At the same time, Turkey’s push for a more independent foreign policy has also driven its regional isolation, bringing neighbouring countries together against it. Greece has successfully worked to capitalise on concerns over Turkey’s reliability as an ally to improve military cooperation with the US. Washington has also supported cooperation between Greece, Cyprus and Israel, all of which are increasingly framing their policies in terms of containing Turkey. Finally, in the Middle East, Turkey now faces concerted hostility from Egypt, Saudi Arabia and the UAE, which in addition to creating regional challenges will further complicate its relationship with Washington. This, of course, will only increase the temptation for Turkey to play a spoiler role, directly challenging Western interests and trying to break out of its newfound isolation.

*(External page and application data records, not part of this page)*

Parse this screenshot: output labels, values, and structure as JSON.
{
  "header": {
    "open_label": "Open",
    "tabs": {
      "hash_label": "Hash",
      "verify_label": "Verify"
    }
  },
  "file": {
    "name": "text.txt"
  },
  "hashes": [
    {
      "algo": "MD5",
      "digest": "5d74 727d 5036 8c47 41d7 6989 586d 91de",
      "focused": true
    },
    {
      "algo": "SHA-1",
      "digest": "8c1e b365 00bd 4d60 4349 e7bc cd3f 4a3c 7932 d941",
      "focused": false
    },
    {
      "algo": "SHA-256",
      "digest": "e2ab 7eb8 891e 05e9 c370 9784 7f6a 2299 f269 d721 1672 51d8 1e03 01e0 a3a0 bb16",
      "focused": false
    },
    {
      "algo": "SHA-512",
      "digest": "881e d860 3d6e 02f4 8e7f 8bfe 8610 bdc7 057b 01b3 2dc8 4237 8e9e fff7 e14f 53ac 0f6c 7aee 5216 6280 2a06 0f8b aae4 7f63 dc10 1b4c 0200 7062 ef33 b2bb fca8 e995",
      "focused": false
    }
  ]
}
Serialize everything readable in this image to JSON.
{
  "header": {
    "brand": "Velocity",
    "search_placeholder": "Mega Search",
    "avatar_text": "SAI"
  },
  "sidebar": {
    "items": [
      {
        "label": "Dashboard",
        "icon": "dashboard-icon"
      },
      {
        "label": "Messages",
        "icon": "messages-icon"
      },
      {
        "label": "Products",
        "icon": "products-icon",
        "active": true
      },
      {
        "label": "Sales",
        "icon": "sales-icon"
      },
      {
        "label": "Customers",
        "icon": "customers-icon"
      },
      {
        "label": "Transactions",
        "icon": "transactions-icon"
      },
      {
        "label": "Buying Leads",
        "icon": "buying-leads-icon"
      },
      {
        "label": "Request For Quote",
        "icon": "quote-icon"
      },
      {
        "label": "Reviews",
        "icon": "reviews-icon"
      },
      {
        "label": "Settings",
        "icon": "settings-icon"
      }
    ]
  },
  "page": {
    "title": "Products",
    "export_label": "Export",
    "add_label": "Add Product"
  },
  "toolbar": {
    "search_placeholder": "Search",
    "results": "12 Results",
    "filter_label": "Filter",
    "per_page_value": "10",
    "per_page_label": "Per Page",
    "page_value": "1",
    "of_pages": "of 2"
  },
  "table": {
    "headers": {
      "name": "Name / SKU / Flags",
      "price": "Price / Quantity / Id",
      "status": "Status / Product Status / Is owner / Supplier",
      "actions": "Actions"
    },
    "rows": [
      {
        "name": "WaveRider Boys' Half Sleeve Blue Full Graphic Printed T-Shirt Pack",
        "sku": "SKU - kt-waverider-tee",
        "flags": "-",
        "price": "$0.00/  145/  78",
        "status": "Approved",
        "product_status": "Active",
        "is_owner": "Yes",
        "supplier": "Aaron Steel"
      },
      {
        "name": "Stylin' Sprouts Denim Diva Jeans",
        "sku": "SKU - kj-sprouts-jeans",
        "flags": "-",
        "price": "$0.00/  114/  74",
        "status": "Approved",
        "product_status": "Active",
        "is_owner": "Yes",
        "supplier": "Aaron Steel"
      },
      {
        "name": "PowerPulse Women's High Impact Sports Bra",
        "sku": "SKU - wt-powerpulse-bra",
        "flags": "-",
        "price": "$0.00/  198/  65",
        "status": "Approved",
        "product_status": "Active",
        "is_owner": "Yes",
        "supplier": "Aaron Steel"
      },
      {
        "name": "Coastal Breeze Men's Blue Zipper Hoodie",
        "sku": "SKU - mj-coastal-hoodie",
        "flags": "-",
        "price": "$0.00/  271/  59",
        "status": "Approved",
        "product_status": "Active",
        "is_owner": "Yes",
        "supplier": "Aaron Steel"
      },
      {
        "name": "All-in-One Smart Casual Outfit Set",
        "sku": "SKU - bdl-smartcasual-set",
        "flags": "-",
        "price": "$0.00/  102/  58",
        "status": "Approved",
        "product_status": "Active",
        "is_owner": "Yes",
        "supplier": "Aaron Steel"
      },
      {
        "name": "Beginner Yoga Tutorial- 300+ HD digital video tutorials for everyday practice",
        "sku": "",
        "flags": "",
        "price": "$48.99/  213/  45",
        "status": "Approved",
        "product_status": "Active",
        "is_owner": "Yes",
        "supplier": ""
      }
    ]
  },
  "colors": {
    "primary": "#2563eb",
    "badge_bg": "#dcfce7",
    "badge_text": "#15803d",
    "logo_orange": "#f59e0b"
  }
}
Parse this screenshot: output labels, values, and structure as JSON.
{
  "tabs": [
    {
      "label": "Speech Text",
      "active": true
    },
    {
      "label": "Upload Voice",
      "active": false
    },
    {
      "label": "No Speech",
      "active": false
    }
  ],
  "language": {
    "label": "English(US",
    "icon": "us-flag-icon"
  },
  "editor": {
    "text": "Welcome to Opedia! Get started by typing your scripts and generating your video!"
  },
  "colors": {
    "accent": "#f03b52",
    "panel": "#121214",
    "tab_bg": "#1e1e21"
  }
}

Managing the current crisis will require both the US and the EU to walk a delicate line, showing Ankara they are willing to impose serious consequences without pushing this impulse to the point of being destructive or counterproductive. Given how hard this will be, American and European policymakers should also do their best to prepare for continuing tensions. This requires the US and EU to work together in order to work around the challenges posed by a more antagonistic Turkey.